Brendan Venter knows he is in hot water as a result of his verbal spectacular at Vicarage Road last weekend – possibly the most withering public assault on refereeing standards mounted in recent seasons and certainly the most entertaining. The precise temperature of that water should become clear today when Rugby Football Union officials, still apoplectic over the damage to the game's image caused by last season's contrasting scandals at Harlequins and Bath and determined to exert some authority, decide on their course of action.

The Saracens director of rugby complained bitterly about the performance of the Devon-based official David Rose after the Premiership leaders' defeat by Leicester on Saturday. This, in itself, was enough to land him in trouble, but Venter upped the ante by revealing details of his discussions with Tony Spreadbury, one of the leading figures in Twickenham's refereeing department, following the tight match at London Irish six days previously. The RFU regards this breach of privacy as beyond the pale.

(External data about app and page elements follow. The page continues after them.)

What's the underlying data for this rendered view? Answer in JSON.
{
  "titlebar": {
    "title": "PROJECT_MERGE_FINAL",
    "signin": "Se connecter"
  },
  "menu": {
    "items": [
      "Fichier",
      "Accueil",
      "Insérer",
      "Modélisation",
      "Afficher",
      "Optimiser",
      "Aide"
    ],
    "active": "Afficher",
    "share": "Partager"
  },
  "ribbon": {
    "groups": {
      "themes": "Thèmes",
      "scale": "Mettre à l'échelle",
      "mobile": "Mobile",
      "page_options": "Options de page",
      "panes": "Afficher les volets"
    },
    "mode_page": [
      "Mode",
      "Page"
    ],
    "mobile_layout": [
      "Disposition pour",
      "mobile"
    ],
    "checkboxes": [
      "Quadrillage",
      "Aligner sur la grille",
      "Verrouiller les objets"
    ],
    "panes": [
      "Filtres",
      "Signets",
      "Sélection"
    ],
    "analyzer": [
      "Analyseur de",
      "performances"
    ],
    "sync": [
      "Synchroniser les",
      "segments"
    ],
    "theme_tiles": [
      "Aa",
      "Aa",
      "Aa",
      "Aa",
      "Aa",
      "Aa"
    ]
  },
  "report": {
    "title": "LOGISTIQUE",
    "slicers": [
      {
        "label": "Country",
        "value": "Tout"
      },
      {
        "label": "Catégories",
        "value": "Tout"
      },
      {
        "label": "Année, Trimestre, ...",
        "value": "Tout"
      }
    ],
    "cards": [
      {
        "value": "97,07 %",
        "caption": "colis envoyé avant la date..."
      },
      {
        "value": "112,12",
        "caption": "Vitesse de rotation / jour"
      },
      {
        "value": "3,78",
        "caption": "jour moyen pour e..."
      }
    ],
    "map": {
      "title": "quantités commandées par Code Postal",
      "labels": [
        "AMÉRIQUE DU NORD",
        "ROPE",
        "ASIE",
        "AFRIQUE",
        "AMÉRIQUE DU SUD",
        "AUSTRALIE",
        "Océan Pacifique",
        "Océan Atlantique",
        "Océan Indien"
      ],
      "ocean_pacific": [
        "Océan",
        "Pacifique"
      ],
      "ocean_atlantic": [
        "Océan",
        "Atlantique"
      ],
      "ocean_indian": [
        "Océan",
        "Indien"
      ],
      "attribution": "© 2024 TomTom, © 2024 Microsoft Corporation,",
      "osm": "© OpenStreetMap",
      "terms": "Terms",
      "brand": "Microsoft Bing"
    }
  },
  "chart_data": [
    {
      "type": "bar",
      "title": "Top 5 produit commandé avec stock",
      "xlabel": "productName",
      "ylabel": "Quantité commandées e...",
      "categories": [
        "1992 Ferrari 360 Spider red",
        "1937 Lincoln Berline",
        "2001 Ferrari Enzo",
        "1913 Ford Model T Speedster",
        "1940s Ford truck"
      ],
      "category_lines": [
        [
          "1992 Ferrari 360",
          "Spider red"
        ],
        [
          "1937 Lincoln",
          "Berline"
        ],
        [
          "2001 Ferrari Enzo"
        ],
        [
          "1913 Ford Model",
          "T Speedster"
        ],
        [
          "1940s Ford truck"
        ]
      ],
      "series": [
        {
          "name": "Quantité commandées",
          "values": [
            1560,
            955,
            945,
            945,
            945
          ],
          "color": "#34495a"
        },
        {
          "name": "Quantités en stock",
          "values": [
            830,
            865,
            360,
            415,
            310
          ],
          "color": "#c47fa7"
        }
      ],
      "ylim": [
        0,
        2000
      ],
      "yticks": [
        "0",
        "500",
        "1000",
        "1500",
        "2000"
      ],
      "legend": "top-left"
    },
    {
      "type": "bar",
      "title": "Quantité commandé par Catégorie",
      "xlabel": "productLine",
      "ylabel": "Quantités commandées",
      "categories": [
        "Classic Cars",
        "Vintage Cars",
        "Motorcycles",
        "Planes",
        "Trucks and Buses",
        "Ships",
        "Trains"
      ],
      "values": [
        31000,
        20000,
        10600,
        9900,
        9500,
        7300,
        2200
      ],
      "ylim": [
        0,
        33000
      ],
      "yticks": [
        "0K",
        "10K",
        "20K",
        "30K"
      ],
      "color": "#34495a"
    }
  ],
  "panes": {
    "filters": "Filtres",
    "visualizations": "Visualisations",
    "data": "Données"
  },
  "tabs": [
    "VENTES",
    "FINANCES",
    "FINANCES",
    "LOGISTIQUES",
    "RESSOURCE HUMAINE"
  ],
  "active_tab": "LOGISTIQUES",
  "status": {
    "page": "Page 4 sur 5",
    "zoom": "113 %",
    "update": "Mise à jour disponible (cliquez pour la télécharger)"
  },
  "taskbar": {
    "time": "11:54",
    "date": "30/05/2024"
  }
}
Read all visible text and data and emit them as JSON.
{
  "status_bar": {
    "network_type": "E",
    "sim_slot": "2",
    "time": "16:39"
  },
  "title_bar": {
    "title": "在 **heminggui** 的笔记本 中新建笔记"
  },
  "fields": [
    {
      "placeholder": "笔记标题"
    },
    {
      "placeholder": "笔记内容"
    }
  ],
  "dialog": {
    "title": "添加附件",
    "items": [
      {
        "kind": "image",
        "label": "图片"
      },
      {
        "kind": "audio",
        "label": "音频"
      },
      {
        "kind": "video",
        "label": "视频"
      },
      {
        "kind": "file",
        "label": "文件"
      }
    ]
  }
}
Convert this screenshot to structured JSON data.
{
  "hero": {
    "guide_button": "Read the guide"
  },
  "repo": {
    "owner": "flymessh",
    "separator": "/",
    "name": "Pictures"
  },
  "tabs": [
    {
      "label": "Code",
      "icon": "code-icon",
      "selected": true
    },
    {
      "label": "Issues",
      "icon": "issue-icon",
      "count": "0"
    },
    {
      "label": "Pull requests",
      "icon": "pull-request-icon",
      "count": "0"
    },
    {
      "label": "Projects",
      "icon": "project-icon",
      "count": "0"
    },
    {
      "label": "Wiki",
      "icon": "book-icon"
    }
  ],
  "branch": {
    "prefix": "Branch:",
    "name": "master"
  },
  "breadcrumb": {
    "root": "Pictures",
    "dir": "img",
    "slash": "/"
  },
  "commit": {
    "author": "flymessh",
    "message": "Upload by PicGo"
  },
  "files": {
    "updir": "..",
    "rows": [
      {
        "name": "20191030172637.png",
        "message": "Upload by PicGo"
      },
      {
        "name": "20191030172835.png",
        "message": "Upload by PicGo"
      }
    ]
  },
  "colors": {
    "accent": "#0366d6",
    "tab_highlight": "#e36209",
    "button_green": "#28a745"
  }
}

Yet as the governing body prepares to place the South African on what it considers to be an open-and-shut disrepute charge, there is no guarantee that the Saracens management will take it laying down. Yesterday, one official pointed to an incident following the Saracens-Leeds match in October, when Venter's opposite number, Andy Key, openly spoke of a communication with Rose in which the referee admitted his mistake in denying Leeds a legitimate try. "These things are either private or they're not," said the source.

Venter's outburst was not one of the knee-jerk variety. The World Cup-winning Springbok had clearly made up his mind in advance to go off at the deep end, and once he had started he was determined, in true "Mastermind" style, to finish. He might, however, have chosen a better moment. It is only six weeks since the RFU took strong action against Leicester's head coach Richard Cockerill for verbally abusing the Yorkshire official Tim Wigglesworth after an Anglo-Welsh Cup tie, and the RFU's refereeing department is feeling tender as a result of a series of high-profile controversies since the start of the season.

One of those controversies, again involving Rose, was the last-minute postponement of the Premiership game between Sale and Wasps last month – a public relations calamity for which the referee was, wholly unfairly, held responsible by the tournament administrators. Sale were scheduled to play another floodlit game at Edgeley Park this Friday, but with more cold weather on the way, their match with – you guessed it – Saracens has been moved to lunchtime on Saturday.

There was cheerier news for Saracens yesterday when the RFU named Andy Farrell, in his first full season on the back-room staff at Vicarage Road, as one of the England Saxons coaches for the second-string internationals against Ireland and Italy in the coming weeks. Farrell, who won a handful of full caps after switching to union from rugby league, retired at the end of last season. While injuries prevented him maximising whatever talent he had for the 15-man game he is widely considered to be one of the brightest skills coaches in the sport. Along with the national academy coach Simon Hardy, Farrell will operate under the Saxons head coach Stuart Lancaster.